Like Seth, Bigtree Entertainment founder and CEO Ashish Hemrajani is also upbeat. His firm manages tickets sales and related services for five IPL teams, including Mumbai Indians, Delhi Daredevils and Rajasthan Royals, through ticketing site, "Ticket sales are better than last year and even the merchandising that we handle for the Mumbai team has been very good," he says, without specifying any numbers.
A few advertisers will buy IPL time even if viewership falls. "The IPL is the big daddies' game," says Khemka. Brands with big spends go for it. "We evaluate any property in terms of its ability to offer value. It just so happens that the IPL comes during summer, when our business peaks," says Wasim Basir, Director, Integrated Marketing Communications, Coca-Cola India.

Uday Shankar, CEO, Star India
This is a marquee property. It is on home ground and Indian teams are stronger here: Uday Shankar
Vodafone, too, is upbeat about IPL. The company was one of the first brands to hop on to the IPL bandwagon and has been an on-ground associate sponsor as well as a presenting sponsor on TV from the first season. A bilateral series is a different ballgame. The games are longer, viewership is lower, and the ad rate is usually around Rs 1 lakh per 10 seconds.

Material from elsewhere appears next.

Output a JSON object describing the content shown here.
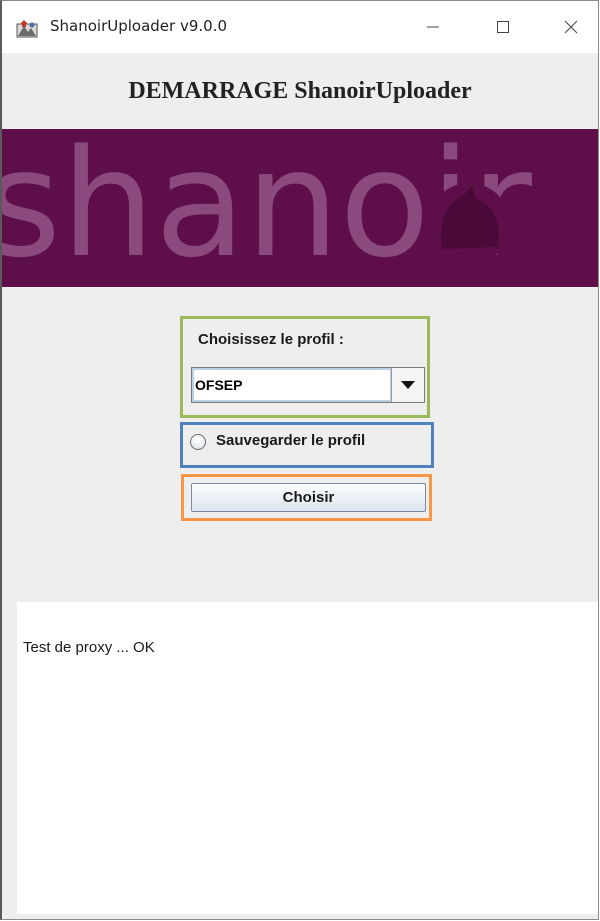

For a one-day match against Australia or Pakistan, it spikes to Rs 2.5 lakh per 10 seconds, half the amount a spot of similar duration cost in the IPL last year.

When weak teams such as Bangladesh and New Zealand are involved, viewership plummets, as does advertising. Often the revenue does not go beyond Rs 8 crore for a match. Perhaps it is not surprising then that bilateral series attract advertisers with budgets as small as Rs 50 lakh to Rs 1 crore.

"Star has the ability to package things better and may have factored in the upside of digitisation," says R.C. Venkateish, former MD of ESPN-Star Sports in India. Even so, he feels the going will be tough for the broadcaster. "Not all matches are of interest," says Venkateish, who is currently the CEO of directto-home carrier Dish TV.

Amar Shankar, Associate Director of Advisory Services at Ernst & Young, a consultancy firm, acknowledges that the list of negatives around the game is rising. But he feels the analysis has to account for the as-yet-small portion of digital rights. "Online and mobile revenues would increase substantially year on year. Today, everyone is looking at content on the move," he says.

Currently, subscription revenues, earned directly from viewers through cable operators and DTH broadcasters such as Tata Sky and Dish TV, constitute just under 15 per cent of the total revenue pie. "Once they have a better handle on content and subscribers, the channel will be able to command a premium. It may be in a position to reduce dependence on advertising revenues," says Shashi Sinha, CEO of Lodestar Universal, a media buying agency.

Star will also be able to promote its more than 30 regional, Hindi and news channels through its sports channels. At least temporarily, this could help it raise viewership of programmes on these channels, as Set Max does for its general entertainment channels, including SAB, Sony and Sony Pix.

So, what does Nimbus Communications founder Harish Thawani, the man who started it all, feel about the shift in the game? "The price of cricket is like that of a painting. The value lies in the eye of the beholder," he says. Except that the company had bought the rights in the hope of making a profit.

But cricket is a strange game. Just when it seems to be in decline, it manages to bounce back. One victory changes everything and all the bad memories are wiped clean, says Coca-Cola India's Basir. And Uday Shankar will be hoping for just that.
Additional reporting by Dearton Thomas Hector